Etymology 1[edit]

Origin uncertain; perhaps compare Scottish Gaelic aingeal (fire, light).


ingle (plural ingles)

  1. (obsolete or Scotland) An open fireplace.
    Fast by an ingle, bleezing finely,
Wi' reaming swats, that drank divinely
Robert Burns, "Tam O'Shanter"
Derived terms[edit]

Etymology 2[edit]

Origin unknown.


ingle (plural ingles)

  1. A catamite.
    • 1926, T. E. Lawrence, Seven Pillars of Wisdom:
      Abd el Kader called them whoresons, ingle's accidents, sons of a bitch, profiteering cuckolds and pimps, jetting his insults broadcast to the roomfull.
    • 1978, Lawrence Durrell, Livia, Faber & Faber 1992 (Avignon Quintet), p. 318:
      My dear Rob, my beloved was known as Moustache to her ingles!

Etymology 3[edit]

Alternative forms[edit]


ingle (plural ingles)

  1. (obsolete) A paramour; a favourite; a sweetheart.
    (Can we find and add a quotation of Toone to this entry?)

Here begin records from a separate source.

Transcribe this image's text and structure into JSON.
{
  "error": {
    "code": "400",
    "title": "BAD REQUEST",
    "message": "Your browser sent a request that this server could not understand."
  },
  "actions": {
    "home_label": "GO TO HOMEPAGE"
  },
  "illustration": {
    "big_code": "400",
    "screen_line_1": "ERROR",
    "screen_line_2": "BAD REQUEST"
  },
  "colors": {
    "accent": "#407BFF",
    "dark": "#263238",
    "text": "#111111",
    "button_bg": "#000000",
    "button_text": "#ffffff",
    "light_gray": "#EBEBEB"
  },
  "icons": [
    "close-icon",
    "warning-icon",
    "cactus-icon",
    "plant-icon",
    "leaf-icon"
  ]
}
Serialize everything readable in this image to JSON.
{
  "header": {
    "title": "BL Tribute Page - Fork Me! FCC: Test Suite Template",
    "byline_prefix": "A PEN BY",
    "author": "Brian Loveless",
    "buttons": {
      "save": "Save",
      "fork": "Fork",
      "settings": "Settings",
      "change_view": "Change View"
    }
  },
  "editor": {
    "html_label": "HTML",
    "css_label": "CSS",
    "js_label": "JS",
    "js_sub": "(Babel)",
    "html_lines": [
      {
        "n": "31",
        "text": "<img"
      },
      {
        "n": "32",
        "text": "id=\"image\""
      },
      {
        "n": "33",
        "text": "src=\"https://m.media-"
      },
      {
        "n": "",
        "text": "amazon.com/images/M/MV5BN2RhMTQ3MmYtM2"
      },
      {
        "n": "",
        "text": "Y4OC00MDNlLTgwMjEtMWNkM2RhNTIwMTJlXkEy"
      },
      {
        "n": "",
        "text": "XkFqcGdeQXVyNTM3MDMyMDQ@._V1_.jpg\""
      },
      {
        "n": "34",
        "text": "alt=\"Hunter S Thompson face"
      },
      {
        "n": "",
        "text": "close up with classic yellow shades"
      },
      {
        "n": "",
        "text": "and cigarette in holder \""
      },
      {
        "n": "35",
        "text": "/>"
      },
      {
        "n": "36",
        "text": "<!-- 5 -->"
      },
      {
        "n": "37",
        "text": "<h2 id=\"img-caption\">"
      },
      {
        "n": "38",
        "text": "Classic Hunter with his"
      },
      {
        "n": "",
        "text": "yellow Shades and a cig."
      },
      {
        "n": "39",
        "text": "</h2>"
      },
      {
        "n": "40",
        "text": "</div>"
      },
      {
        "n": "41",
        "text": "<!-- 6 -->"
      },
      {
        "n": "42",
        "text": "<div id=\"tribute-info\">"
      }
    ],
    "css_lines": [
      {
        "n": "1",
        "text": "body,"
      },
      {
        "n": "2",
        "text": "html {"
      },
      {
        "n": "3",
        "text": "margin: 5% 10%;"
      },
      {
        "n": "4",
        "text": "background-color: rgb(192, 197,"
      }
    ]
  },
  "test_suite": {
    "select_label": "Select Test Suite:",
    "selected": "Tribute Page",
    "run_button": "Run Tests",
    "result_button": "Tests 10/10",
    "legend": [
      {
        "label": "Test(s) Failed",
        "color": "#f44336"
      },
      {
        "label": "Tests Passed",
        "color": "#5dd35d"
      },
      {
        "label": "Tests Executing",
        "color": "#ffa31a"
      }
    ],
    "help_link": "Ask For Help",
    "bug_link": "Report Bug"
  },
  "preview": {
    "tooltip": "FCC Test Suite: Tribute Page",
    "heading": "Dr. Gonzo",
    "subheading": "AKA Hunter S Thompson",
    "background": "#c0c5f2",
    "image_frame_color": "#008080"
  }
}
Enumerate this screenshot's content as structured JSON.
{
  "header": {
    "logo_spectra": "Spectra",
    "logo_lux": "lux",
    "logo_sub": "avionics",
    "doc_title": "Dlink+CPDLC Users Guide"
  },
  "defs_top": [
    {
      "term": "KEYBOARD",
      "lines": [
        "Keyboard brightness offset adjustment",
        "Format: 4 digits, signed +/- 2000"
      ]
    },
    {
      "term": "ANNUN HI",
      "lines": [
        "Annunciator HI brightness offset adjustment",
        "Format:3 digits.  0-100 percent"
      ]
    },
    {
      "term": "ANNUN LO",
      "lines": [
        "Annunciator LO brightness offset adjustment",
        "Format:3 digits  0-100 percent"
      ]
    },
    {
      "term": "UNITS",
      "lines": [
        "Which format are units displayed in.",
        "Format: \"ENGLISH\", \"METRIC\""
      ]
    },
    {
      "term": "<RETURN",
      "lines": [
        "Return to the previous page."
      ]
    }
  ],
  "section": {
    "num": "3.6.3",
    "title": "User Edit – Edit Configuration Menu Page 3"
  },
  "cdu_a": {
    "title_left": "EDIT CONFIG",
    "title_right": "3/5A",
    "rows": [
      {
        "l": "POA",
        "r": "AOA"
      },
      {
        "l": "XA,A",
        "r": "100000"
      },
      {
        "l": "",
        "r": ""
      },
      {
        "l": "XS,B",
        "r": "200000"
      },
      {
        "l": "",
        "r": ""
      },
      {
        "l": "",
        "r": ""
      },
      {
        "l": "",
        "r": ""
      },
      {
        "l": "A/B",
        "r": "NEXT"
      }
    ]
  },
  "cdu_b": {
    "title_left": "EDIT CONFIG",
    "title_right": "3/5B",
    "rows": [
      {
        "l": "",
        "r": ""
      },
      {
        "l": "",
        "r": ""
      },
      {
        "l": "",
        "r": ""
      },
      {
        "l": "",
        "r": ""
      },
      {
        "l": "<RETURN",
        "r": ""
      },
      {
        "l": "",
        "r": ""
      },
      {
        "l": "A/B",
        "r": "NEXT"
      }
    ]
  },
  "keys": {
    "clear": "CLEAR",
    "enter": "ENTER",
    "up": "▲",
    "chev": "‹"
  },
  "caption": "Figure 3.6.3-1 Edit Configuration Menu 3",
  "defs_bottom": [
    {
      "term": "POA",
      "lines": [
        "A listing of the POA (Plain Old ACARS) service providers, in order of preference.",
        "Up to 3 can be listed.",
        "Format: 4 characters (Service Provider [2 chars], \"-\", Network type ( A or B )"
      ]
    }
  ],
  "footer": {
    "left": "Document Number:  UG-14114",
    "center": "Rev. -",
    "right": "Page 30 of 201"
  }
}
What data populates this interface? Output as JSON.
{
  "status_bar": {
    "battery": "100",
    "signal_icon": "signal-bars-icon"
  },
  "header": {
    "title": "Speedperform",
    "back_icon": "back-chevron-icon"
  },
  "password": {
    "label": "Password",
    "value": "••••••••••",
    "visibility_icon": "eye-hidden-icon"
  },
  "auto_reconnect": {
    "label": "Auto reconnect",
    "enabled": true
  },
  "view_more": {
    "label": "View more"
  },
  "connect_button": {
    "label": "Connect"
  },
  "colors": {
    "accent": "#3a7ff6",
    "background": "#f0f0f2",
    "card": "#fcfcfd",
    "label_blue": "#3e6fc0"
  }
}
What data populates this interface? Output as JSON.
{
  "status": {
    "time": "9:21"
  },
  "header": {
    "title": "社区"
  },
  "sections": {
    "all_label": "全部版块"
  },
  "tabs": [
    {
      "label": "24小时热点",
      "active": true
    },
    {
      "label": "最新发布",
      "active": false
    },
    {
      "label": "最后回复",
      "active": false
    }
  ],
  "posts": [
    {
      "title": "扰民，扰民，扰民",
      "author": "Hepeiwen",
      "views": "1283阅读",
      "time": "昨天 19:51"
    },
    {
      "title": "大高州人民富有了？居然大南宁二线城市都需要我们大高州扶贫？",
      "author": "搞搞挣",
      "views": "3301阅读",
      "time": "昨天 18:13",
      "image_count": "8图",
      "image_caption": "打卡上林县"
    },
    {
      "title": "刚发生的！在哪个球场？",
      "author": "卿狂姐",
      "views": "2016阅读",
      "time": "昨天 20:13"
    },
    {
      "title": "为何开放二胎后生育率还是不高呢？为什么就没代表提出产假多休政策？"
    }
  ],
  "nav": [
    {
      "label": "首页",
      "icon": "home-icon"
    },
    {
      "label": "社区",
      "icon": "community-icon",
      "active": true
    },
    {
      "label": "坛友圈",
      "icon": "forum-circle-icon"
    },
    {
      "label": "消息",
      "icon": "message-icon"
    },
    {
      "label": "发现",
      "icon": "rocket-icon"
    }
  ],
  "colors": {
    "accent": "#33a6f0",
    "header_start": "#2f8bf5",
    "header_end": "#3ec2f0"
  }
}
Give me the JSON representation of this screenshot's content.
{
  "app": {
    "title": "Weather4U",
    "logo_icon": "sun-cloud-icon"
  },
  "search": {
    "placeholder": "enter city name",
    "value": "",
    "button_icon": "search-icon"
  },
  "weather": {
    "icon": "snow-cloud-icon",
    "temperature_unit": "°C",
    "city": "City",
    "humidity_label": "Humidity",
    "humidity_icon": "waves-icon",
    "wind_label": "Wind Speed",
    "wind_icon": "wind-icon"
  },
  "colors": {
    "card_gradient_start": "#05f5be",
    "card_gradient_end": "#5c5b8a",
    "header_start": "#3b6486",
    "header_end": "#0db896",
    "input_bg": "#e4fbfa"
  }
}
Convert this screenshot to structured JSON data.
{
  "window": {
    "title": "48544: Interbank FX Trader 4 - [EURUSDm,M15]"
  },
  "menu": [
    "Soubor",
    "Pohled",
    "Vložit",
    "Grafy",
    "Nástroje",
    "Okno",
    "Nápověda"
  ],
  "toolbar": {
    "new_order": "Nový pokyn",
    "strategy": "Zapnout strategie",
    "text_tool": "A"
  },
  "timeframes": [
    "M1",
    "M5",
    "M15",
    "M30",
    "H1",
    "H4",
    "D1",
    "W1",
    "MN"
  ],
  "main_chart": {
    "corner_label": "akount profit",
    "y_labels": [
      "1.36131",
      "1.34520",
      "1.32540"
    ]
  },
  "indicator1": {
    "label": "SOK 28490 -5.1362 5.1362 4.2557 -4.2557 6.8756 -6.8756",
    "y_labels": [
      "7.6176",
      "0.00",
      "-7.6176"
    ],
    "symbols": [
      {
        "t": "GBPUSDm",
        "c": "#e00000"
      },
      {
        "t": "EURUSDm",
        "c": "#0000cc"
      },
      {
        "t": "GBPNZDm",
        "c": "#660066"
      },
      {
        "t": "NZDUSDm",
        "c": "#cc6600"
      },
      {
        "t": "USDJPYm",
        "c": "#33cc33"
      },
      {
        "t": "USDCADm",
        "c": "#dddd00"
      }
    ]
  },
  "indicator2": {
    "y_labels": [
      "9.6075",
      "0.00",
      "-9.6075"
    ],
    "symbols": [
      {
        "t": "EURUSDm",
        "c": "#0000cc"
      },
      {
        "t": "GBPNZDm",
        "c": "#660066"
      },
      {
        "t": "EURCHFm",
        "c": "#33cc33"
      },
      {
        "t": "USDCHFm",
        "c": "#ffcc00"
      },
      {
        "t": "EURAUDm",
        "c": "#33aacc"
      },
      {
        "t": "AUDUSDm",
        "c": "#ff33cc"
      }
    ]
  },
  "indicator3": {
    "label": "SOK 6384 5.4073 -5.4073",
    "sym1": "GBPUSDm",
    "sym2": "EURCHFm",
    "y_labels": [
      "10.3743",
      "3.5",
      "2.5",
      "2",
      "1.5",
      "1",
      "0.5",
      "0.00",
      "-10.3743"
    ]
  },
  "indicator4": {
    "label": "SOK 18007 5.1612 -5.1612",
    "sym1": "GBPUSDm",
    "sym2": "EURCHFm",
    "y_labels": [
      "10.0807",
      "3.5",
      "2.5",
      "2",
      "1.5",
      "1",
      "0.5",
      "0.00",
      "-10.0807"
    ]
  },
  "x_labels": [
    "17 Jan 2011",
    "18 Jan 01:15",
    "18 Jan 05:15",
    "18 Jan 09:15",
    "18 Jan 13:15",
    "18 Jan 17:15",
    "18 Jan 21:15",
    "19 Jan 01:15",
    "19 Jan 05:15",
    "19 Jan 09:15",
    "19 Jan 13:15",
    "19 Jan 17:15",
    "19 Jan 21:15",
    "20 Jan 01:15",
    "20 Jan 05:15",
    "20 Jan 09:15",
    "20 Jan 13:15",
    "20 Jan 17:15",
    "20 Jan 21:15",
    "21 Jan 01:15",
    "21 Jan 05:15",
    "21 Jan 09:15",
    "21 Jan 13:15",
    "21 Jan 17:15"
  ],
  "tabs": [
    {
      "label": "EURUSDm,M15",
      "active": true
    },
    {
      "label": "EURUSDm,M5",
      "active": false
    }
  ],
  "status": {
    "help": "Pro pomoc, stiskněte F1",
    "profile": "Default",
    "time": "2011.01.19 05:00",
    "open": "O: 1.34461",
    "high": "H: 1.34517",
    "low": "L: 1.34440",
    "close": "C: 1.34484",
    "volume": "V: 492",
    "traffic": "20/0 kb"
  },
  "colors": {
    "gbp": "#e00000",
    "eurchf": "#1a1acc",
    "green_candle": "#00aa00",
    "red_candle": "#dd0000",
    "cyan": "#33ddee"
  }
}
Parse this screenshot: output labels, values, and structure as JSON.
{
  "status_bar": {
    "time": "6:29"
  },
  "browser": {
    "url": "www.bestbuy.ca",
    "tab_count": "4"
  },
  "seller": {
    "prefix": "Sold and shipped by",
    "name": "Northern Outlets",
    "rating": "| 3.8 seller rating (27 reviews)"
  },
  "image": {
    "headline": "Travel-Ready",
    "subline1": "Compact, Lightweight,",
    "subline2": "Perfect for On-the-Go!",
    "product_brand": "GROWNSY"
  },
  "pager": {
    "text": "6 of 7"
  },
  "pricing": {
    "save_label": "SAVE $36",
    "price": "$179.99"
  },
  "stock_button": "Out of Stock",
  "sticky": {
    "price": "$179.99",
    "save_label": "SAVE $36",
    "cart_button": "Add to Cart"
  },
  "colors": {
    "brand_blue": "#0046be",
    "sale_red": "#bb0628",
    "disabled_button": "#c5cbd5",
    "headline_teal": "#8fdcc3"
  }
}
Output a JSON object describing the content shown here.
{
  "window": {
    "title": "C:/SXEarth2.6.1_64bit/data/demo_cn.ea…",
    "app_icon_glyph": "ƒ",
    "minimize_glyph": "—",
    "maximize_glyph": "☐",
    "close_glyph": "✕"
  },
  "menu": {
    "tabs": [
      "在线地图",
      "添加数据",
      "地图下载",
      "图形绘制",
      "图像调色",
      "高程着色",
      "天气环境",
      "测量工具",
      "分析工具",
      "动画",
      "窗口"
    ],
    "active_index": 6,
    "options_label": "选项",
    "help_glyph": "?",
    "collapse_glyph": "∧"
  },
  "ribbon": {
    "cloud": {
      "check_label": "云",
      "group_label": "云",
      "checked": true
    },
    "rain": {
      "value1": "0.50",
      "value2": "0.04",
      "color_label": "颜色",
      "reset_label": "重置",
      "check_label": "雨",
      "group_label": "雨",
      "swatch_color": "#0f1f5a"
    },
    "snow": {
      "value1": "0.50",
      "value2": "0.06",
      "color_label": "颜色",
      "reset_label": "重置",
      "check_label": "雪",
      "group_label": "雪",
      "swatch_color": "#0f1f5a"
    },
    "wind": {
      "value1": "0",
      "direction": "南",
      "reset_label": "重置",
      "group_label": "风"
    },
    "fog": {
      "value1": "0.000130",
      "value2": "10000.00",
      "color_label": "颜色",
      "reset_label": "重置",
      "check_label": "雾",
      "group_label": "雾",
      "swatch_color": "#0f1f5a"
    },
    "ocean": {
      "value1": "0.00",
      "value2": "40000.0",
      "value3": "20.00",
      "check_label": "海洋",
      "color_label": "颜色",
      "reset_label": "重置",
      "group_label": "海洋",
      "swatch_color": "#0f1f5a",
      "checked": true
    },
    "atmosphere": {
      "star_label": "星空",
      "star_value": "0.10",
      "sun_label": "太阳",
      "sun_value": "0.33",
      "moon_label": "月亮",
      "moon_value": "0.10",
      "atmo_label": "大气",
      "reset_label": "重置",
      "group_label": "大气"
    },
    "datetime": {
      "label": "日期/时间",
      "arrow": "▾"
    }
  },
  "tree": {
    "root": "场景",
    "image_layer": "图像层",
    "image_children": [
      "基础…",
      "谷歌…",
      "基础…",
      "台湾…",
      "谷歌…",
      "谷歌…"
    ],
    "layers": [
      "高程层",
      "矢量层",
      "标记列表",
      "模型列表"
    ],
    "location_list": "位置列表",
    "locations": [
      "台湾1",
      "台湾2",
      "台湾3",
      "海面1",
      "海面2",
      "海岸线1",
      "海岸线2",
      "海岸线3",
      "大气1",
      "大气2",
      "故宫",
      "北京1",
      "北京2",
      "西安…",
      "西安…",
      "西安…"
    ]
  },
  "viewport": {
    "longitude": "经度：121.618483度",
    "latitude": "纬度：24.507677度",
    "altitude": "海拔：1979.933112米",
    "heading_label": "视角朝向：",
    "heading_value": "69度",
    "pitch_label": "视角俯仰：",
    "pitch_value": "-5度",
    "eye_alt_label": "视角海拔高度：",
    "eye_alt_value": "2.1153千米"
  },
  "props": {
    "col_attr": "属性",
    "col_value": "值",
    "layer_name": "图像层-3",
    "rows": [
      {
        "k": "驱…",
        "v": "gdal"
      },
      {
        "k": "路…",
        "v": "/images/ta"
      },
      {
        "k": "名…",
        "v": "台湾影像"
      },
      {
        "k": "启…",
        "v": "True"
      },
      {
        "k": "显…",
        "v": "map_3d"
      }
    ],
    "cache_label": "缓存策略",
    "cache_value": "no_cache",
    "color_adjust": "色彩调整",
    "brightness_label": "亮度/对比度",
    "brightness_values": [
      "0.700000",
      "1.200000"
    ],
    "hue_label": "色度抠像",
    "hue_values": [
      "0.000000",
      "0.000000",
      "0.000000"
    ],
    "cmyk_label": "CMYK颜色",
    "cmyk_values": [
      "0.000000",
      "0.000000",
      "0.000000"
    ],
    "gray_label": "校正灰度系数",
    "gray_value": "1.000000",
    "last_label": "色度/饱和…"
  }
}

ingle (third-person singular simple present ingles, present participle ingling, simple past and past participle ingled)

  1. (obsolete) To cajole or coax; to wheedle.

Part or all of this entry has been imported from the 1913 edition of Webster’s Dictionary, which is now free of copyright and hence in the public domain. The imported definitions may be significantly out of date, and any more recent senses may be completely missing.
(See the entry for ingle in
Webster’s Revised Unabridged Dictionary, G. & C. Merriam, 1913.)



Alternative forms[edit]


From Latin inguen, inguinis.


ingle f (plural ingles)

  1. (anatomy) groin